Review featured on the Literary Yard https://literaryyard.com/2021/09/20/dark-as-last-night-by-tony-birch/
By Alice Pung
Black Inc. 2021
“Your mother may not know how to love you best. But she love you the most.”
A journal written to her unborn child- Karuna is a teenager, overwhelmed by her over-protective mother’s need to control her. So desperate to break free from the shackles of her mother’s power, she says yes to a boy and is silently celebrating when she discovers that she is pregnant.
Pung writes with authenticity and imagery that prevents the reader from putting down this book. I could not put it down.
When control mashes with culture and tradition, we can understand where both women’s perspectives spawn. But love cannot be an excuse and lessons are learned the hard way. Ultimately, though, this is an uplifting and fast read.
The Starless Sea by Erin Morgenstern
Cast of readers: Jorjeana Marie, Dominic Hoffman, Fiona Hardingham, Bahni turpin, Dion Graham & Allan Corduner
Bolinda Audio 2019
I have dived into a maze and surfaced in a sea of honey, sticky and in awe. The Starless Sea is a wistful and magical fairy tale for lovers of stories. The narrative fantasy twists and turns as the unpredictable paths speed up and slow down without warning. The storyline is memorable yet unclear, like a puzzle that is beyond my ability to explain.
It is the story of Zachary but it is also the story of fate and time, the moon and an owl king. Like myself as the reader, Zachary finds himself lost in a labyrinth. He and his companions are captivating, each character’s voice clear and distinct. Some of the cast are embedded in reality with believable tenor, while some of the more elusive characters are stylised to perfection.
Morgenstern is precise and vivid with her language choices. The pictures painted through her poetic imagery are clear and fantastical.
I lost my way so many times in this story, though somehow I was compelled to read on. Even at the end, like Zachary within his own story, I felt confused yet satisfied.
Hound the Detective- 2020
Moose the Pilot- 2021
Penguin Random House New Zealand
Two delightful books by the award winning author/illustrator Kimberly Andrews. Hound the Detective is a fun-filled mystery. Readers are taken for a ride as Hound follows the clues to understand why things are going missing in his village. His mission arrives via letter and he must use his super sleuthing skills to solve the case. The narrative is told through rhyming reflections in the Hound’s notebook, letters and speech bubbles. Along with engaging font and detailed pictures, readers are also encouraged to search for hidden caterpillars on each page.

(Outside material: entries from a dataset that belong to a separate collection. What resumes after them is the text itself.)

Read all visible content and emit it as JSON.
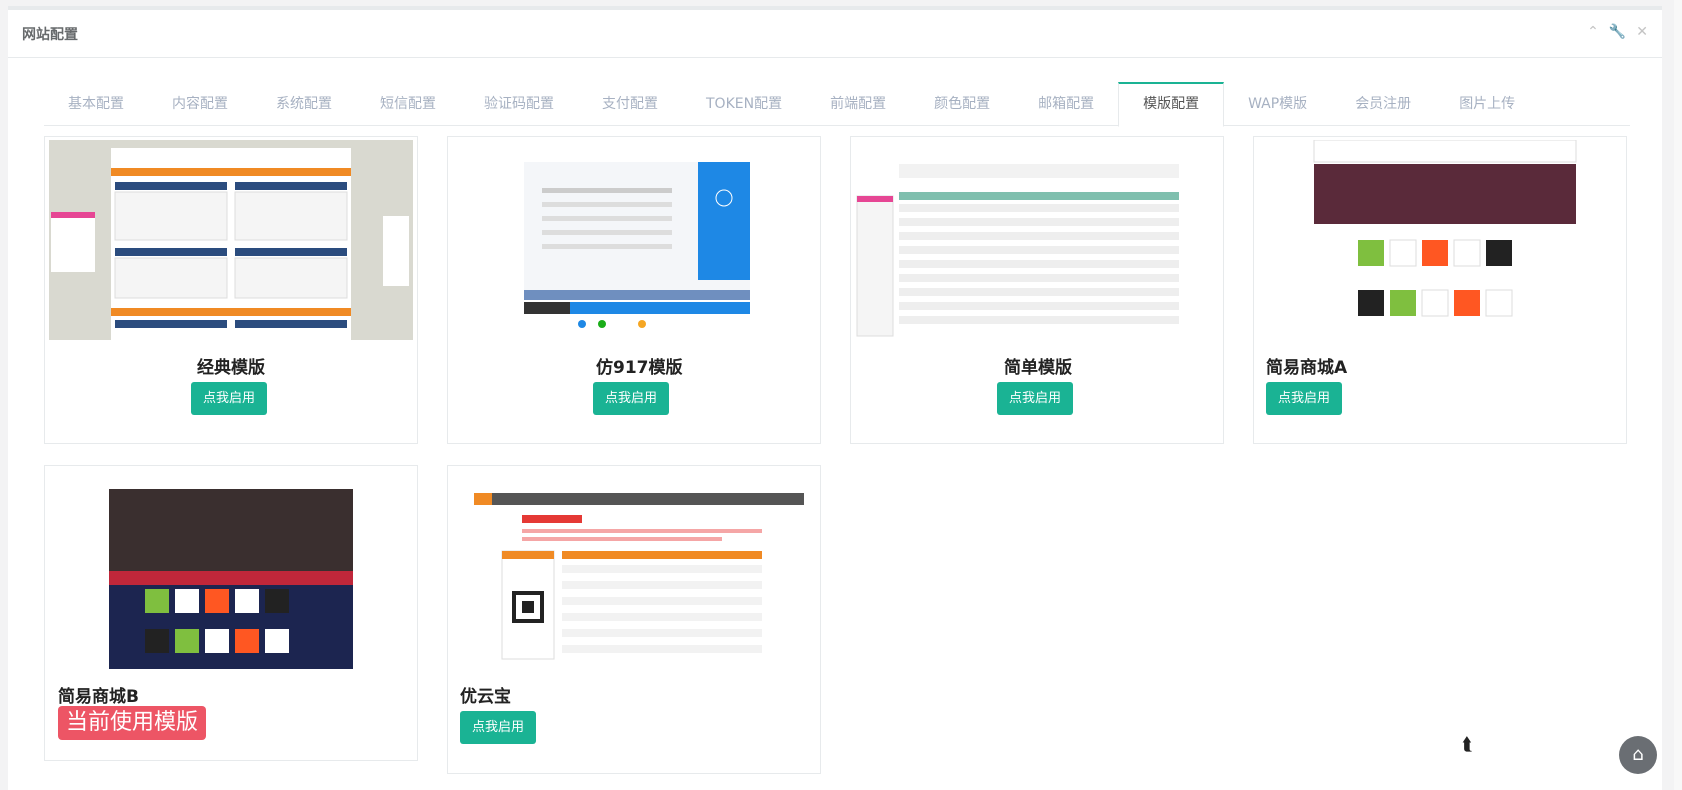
{
  "panel": {
    "title": "网站配置",
    "tools": {
      "collapse": "⌃",
      "settings": "🔧",
      "close": "✕"
    }
  },
  "tabs": [
    {
      "label": "基本配置"
    },
    {
      "label": "内容配置"
    },
    {
      "label": "系统配置"
    },
    {
      "label": "短信配置"
    },
    {
      "label": "验证码配置"
    },
    {
      "label": "支付配置"
    },
    {
      "label": "TOKEN配置"
    },
    {
      "label": "前端配置"
    },
    {
      "label": "颜色配置"
    },
    {
      "label": "邮箱配置"
    },
    {
      "label": "模版配置"
    },
    {
      "label": "WAP模版"
    },
    {
      "label": "会员注册"
    },
    {
      "label": "图片上传"
    }
  ],
  "active_tab": "模版配置",
  "templates": [
    {
      "name": "经典模版",
      "button": "点我启用"
    },
    {
      "name": "仿917模版",
      "button": "点我启用"
    },
    {
      "name": "简单模版",
      "button": "点我启用"
    },
    {
      "name": "简易商城A",
      "button": "点我启用"
    },
    {
      "name": "简易商城B",
      "current": "当前使用模版"
    },
    {
      "name": "优云宝",
      "button": "点我启用"
    }
  ],
  "colors": {
    "accent": "#1ab394",
    "current": "#ed5565"
  }
}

Moose the Pilot follows a circular narrative and once again readers will enjoy the intricate details found within the pictures and the opportunity to search for hidden butterflies throughout the book. The story is told through rhyme and appears on Moose’s clipboard. Additional text in the form of speech through the radio speaker informs us of the jobs Moose must go to next. Clues and hints encourage the reader to make predictions as they discover the details of Moose’s interactions with his customers.
Kimberly Andrews’ most recognised book, Puffin the Architect, won the Russell Clark Award for Illustration as well as the NZ Booklovers Best Children’s Book Award in 2019. It is no accident then, that the very same puffin character appears in both Moose the Pilot and Hound the Detective books.

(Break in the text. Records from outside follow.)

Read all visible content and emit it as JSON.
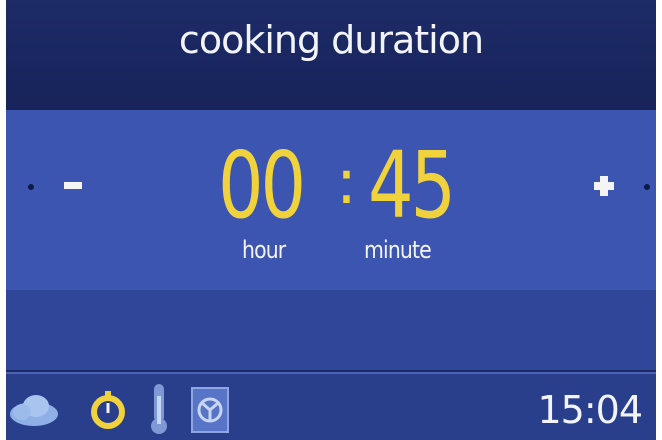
{
  "screen": {
    "title": "cooking duration"
  },
  "timer": {
    "hours": "00",
    "separator": ":",
    "minutes": "45",
    "hours_label": "hour",
    "minutes_label": "minute"
  },
  "controls": {
    "decrease_icon": "minus-icon",
    "increase_icon": "plus-icon"
  },
  "status_bar": {
    "icons": [
      "cloud-icon",
      "dial-icon",
      "thermometer-icon",
      "fan-icon"
    ],
    "clock": "15:04"
  },
  "colors": {
    "background": "#1b2a63",
    "highlight_band": "#3b55b0",
    "digits": "#f0d23c",
    "text": "#f3f4fb"
  }
}
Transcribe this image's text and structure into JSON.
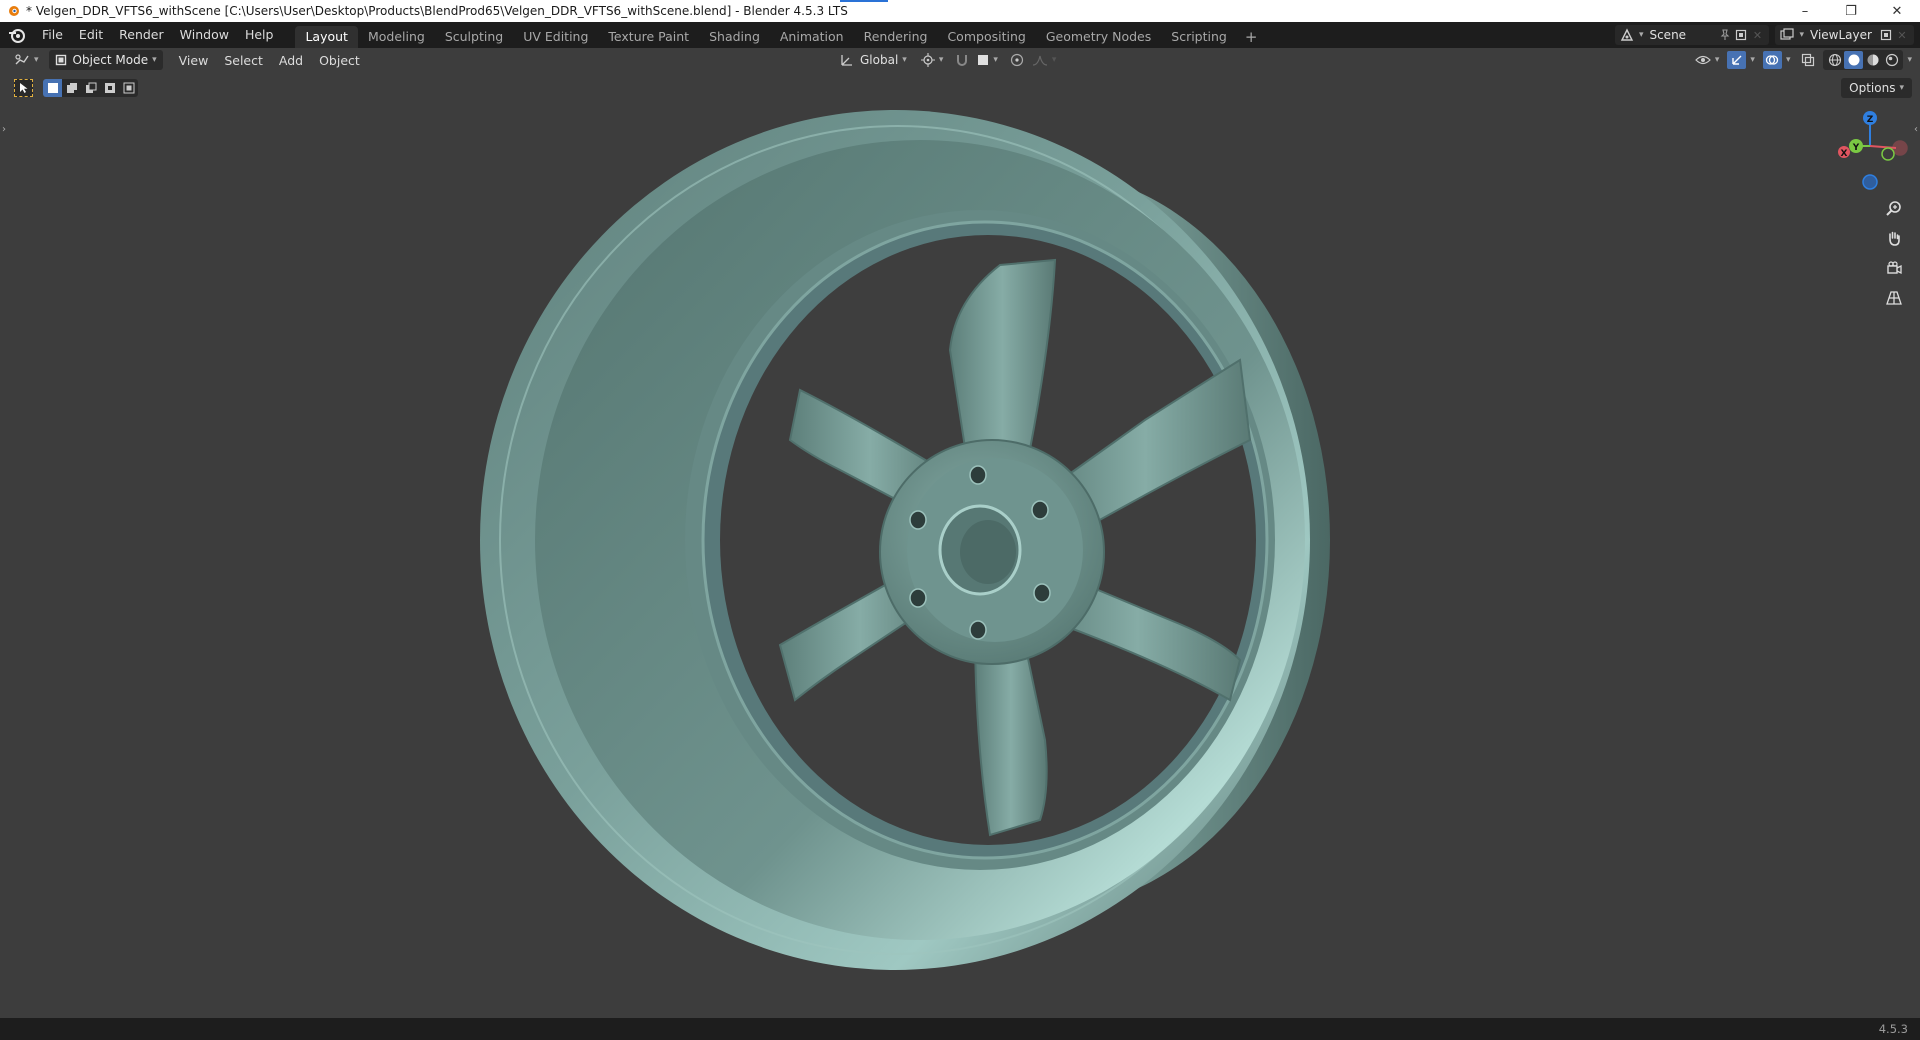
{
  "window": {
    "title": "* Velgen_DDR_VFTS6_withScene [C:\\Users\\User\\Desktop\\Products\\BlendProd65\\Velgen_DDR_VFTS6_withScene.blend] - Blender 4.5.3 LTS",
    "controls": {
      "minimize": "–",
      "restore": "❐",
      "close": "✕"
    }
  },
  "menubar": {
    "items": [
      "File",
      "Edit",
      "Render",
      "Window",
      "Help"
    ]
  },
  "workspaces": {
    "tabs": [
      "Layout",
      "Modeling",
      "Sculpting",
      "UV Editing",
      "Texture Paint",
      "Shading",
      "Animation",
      "Rendering",
      "Compositing",
      "Geometry Nodes",
      "Scripting"
    ],
    "active": "Layout",
    "add_label": "+"
  },
  "scene": {
    "name": "Scene"
  },
  "view_layer": {
    "name": "ViewLayer"
  },
  "viewport_header": {
    "mode": "Object Mode",
    "menus": [
      "View",
      "Select",
      "Add",
      "Object"
    ],
    "orientation": "Global"
  },
  "tool_settings": {
    "options_label": "Options"
  },
  "gizmo": {
    "x": "X",
    "y": "Y",
    "z": "Z"
  },
  "colors": {
    "accent": "#4772b3",
    "background": "#3d3d3d",
    "header": "#1d1d1d",
    "wheel_base": "#6a8e89",
    "x_axis": "#e05560",
    "y_axis": "#7ac943",
    "z_axis": "#2f7fe0"
  },
  "statusbar": {
    "version": "4.5.3"
  }
}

Multiple reads are a must for both of these books. With complex pictures, clues and rhymes, readers will discover new delights on every occasion.
Both books were well received by my Year two and Year three students.
What's this about?
As a lover of books and a teacher, I read widely. Here you will find book reviews of many genres including picture story, middle grade fiction, graphic novels, women's fiction, short story anthologies, non-fiction and anything else that takes my fancy.